Preeti Shridhar is the Deputy Public Affairs Administrator for the City of Renton and reports to the Mayor. She oversees intergovernmental relations, working with state and federal elected officials. She also manages the city’s public affairs and communications department, is responsible for launching Renton’s nationally recognized inclusion program, and more.
Preeti has 26 years of experience working for the public sector. Previously, she was the Communications Director for the Seattle Mayor’s Office of Sustainability and Environment. She helped launch Seattle’s nationally recognized environmental programs.
She has received national recognition for the programs she manages. These include awards for Renton’s Inclusion Program from National League of Cities, United States Conference of Mayors, and International City Managers Association, as well as several communications and environmental awards including an Emmy and a Tully.
Among her proudest achievements are launching Renton’s Inclusion Program that has now become a national model; contributing to the national launch of Seattle’s Climate Protection Initiative; and organizing the Seattle visit of former vice president Al Gore leading to the production of An Inconvenient Truth.

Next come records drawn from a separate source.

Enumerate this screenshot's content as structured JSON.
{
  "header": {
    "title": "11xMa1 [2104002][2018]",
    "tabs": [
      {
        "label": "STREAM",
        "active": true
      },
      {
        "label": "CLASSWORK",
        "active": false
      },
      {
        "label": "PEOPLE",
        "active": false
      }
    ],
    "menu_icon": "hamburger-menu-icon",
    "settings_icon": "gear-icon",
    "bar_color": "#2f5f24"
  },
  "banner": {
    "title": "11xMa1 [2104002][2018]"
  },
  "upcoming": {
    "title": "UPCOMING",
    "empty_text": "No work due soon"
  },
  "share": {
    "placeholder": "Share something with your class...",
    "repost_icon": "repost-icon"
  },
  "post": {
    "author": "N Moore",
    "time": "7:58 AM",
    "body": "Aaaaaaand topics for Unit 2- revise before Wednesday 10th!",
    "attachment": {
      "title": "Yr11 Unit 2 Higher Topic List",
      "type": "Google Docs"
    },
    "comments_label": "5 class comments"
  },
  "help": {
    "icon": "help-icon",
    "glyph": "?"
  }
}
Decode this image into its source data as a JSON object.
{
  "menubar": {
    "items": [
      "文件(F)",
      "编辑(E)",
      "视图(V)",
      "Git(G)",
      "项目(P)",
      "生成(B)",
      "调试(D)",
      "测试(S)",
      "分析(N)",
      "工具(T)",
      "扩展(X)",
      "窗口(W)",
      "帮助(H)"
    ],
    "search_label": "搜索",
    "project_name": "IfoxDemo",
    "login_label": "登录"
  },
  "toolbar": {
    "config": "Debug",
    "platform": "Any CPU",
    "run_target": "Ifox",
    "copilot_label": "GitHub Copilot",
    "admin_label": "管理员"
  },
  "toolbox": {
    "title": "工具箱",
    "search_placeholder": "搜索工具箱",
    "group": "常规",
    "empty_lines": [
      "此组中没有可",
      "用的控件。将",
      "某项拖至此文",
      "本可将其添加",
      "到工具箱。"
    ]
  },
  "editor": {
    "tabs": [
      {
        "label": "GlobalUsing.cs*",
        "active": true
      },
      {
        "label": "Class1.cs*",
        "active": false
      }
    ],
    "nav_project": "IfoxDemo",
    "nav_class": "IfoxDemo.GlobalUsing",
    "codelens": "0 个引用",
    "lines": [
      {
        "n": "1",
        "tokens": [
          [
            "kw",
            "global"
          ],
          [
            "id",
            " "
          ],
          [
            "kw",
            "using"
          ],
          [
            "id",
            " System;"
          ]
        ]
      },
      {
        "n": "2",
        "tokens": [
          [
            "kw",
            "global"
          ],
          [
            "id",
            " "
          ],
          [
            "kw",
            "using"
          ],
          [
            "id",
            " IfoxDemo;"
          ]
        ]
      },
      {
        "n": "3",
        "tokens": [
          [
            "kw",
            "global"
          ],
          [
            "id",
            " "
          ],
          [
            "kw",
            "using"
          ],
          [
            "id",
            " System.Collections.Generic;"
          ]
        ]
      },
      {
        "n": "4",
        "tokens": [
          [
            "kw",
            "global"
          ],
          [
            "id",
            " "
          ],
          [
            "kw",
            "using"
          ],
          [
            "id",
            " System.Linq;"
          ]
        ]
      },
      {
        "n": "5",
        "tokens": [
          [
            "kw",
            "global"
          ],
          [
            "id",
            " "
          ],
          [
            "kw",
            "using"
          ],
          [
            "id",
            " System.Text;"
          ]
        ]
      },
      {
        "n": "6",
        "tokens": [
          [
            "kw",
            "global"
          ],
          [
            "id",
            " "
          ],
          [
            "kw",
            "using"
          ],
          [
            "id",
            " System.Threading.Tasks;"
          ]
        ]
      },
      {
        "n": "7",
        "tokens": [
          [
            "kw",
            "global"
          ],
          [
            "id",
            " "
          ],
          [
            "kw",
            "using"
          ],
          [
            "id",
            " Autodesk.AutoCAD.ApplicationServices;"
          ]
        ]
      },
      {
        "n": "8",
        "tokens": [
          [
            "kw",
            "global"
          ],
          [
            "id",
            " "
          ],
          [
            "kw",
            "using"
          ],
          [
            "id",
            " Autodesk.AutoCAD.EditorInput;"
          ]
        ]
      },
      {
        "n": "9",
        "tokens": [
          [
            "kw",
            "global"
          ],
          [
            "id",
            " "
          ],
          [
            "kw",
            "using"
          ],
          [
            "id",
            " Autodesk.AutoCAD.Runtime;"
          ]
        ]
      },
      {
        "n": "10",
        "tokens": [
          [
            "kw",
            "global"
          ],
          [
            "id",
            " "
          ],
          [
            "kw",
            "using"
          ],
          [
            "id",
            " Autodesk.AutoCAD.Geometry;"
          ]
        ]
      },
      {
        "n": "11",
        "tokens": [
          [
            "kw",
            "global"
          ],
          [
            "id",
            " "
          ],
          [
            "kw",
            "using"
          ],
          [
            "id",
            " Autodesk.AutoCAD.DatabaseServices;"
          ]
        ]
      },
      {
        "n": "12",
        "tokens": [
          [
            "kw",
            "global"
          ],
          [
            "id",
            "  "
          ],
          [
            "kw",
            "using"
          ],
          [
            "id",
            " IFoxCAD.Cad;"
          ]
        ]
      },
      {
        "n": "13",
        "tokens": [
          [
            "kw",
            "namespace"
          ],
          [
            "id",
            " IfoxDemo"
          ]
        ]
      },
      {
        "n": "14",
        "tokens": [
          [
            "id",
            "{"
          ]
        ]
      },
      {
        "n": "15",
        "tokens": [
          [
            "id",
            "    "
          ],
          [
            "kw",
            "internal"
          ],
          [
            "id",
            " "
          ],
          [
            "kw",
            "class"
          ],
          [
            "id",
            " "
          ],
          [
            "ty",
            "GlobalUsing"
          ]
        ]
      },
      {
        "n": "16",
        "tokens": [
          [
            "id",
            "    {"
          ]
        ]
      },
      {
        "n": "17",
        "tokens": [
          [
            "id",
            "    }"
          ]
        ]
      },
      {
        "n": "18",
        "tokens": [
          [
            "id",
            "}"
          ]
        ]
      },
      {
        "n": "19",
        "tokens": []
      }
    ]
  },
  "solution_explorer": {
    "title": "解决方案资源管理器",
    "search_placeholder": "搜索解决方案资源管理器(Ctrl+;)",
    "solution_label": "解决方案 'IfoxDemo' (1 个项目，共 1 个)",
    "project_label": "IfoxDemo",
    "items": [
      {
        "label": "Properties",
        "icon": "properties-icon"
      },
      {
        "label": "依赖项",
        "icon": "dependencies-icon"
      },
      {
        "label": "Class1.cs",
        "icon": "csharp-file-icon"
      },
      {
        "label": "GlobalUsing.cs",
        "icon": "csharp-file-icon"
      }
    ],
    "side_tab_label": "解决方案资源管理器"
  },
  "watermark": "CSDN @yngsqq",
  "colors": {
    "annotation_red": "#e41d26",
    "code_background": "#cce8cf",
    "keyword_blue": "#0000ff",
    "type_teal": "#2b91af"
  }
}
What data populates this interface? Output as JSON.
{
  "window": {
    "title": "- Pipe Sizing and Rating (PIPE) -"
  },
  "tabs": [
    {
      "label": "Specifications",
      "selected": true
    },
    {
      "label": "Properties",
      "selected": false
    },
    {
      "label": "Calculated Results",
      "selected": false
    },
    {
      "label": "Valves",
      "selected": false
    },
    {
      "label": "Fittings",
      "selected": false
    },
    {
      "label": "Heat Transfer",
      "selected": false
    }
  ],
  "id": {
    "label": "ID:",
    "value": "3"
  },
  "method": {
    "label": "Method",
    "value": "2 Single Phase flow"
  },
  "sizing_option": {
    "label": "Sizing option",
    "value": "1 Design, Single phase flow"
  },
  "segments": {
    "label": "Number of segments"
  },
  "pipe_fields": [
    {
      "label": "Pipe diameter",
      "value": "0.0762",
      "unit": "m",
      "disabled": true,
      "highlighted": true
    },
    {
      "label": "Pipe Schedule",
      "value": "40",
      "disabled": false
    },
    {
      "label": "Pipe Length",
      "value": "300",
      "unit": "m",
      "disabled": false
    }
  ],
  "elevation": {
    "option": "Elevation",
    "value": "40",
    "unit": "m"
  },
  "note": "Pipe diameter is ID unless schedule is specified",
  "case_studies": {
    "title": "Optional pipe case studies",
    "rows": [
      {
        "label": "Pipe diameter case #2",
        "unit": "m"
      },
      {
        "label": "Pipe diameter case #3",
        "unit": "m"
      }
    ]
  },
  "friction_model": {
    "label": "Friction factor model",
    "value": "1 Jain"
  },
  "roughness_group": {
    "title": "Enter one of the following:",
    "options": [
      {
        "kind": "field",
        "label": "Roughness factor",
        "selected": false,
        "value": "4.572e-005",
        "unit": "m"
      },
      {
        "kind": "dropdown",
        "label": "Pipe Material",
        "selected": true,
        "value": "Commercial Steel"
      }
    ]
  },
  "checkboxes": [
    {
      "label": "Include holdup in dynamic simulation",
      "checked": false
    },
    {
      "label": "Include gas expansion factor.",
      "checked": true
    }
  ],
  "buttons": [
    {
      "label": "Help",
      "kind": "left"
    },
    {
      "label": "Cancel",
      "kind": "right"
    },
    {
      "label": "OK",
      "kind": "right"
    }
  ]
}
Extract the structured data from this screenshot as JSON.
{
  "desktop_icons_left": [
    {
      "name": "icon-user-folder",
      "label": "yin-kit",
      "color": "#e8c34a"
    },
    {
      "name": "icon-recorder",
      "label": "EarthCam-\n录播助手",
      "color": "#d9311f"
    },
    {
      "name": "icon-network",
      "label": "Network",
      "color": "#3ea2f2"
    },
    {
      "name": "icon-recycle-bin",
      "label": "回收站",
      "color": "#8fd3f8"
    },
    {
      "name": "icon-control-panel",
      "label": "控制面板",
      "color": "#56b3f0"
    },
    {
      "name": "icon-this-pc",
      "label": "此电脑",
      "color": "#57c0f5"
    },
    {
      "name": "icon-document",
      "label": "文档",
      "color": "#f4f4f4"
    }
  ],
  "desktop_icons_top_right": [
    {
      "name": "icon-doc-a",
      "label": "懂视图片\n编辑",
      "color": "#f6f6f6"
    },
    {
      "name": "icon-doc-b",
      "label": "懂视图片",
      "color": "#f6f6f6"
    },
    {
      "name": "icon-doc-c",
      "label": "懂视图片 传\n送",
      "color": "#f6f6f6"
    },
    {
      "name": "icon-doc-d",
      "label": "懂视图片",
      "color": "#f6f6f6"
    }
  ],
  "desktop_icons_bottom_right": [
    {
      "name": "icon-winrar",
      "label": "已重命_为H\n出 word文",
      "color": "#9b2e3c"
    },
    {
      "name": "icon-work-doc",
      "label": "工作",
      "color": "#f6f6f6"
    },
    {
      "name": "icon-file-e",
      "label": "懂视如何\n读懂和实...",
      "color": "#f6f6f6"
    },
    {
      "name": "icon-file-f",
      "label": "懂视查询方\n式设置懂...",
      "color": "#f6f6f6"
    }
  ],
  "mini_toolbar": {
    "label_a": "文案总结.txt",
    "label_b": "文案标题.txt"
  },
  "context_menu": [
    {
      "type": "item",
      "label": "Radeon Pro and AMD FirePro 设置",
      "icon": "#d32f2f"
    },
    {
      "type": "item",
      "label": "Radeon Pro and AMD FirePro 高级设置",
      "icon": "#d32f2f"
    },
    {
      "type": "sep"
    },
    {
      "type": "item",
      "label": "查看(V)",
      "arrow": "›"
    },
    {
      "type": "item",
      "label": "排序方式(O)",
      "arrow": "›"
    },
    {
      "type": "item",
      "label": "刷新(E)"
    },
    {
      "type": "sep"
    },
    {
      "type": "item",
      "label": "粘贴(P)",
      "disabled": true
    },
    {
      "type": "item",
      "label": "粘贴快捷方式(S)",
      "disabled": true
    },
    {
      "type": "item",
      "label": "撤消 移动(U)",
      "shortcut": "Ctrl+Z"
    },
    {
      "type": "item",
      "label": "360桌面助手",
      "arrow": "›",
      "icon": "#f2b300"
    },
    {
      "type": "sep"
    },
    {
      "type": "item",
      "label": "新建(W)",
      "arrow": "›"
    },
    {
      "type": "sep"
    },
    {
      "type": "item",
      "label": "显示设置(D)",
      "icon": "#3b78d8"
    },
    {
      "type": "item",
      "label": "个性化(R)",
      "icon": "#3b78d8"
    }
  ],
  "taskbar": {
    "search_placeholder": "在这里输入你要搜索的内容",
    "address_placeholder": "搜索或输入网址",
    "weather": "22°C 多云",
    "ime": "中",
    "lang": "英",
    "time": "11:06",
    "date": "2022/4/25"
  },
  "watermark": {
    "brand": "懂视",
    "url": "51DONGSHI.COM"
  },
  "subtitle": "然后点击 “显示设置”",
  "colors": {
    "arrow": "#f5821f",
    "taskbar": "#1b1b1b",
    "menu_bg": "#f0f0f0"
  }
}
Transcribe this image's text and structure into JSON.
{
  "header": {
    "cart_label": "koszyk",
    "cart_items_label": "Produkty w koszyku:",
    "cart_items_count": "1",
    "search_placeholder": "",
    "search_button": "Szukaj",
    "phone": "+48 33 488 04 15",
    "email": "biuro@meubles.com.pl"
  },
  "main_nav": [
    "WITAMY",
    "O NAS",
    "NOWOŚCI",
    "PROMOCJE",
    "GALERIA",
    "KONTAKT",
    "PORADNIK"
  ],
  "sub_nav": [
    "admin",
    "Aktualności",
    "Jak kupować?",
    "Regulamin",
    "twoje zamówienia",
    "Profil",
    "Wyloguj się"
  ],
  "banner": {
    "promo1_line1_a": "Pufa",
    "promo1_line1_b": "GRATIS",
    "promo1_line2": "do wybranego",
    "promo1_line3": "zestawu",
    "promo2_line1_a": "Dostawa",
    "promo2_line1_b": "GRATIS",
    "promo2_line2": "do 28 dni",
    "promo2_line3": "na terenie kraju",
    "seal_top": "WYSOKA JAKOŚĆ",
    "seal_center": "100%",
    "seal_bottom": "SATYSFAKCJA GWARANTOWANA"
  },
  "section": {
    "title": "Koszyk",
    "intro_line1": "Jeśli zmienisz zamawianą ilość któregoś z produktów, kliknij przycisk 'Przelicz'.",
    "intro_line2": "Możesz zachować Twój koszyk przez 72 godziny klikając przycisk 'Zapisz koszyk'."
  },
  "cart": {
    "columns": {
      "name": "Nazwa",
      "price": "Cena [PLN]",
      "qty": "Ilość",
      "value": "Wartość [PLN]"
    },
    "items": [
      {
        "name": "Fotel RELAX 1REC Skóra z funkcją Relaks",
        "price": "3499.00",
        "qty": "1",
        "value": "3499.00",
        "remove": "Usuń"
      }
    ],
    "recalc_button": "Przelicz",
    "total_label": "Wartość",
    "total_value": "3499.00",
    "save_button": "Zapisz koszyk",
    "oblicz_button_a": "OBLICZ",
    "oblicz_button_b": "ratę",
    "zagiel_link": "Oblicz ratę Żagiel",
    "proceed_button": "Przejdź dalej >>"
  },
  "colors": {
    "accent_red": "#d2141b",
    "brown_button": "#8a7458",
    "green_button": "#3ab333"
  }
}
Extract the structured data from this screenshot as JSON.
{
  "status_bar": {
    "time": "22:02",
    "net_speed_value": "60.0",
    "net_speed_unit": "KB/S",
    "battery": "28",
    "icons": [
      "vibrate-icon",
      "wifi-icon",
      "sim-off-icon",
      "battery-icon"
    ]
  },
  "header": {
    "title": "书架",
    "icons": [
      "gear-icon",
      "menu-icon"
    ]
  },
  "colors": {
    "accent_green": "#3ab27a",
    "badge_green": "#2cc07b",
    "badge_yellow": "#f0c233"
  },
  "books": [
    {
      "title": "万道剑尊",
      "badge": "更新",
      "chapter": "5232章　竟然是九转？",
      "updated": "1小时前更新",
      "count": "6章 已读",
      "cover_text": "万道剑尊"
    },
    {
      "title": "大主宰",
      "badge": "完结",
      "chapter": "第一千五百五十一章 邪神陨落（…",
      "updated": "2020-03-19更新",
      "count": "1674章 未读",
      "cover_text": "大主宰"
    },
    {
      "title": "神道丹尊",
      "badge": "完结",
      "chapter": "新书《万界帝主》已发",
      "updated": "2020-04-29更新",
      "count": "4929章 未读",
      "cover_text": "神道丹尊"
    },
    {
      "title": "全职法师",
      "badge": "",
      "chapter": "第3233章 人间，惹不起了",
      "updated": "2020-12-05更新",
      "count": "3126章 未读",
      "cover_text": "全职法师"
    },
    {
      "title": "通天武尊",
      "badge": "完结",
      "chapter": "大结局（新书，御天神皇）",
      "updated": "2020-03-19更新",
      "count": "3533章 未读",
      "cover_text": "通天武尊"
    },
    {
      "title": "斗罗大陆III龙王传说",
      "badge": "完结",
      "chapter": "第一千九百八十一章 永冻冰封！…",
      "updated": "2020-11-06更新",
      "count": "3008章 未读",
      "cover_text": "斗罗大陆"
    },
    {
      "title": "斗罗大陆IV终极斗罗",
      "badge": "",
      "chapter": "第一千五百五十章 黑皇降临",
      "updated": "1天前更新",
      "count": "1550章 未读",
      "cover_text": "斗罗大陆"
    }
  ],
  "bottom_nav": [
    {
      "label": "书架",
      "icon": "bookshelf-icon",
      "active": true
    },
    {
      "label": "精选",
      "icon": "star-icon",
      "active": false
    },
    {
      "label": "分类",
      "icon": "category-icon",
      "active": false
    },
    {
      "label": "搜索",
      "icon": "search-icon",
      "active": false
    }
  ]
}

Preeti has several publications to her name. Her work is recognized internationally and she has worked on projects in Jordan, several on behalf of USAID. She is very active with Tasveer, an organization committed to engaging and empowering South-Asian women. She has an MBA in marketing and finance from the University of Minnesota, and a bachelor’s degree in economics and business. In 2019 and 2017, she ran for Port Commission and was one of the first candidates to make environmental sustainability at the Port her priority. She received nearly 75,000 votes and finished a close third in 2019 and first in the 2017 primary and made history in the 106-year history of the Port made history by being the only woman of color in the 104-year history of the Port of Seattle to win the primary. She serves on the board of Inspire Washington and volunteers with Tasveer, a South-Asian non-profit organization. She lives with her family in the greater Seattle area and her son is an engineer in Chicago.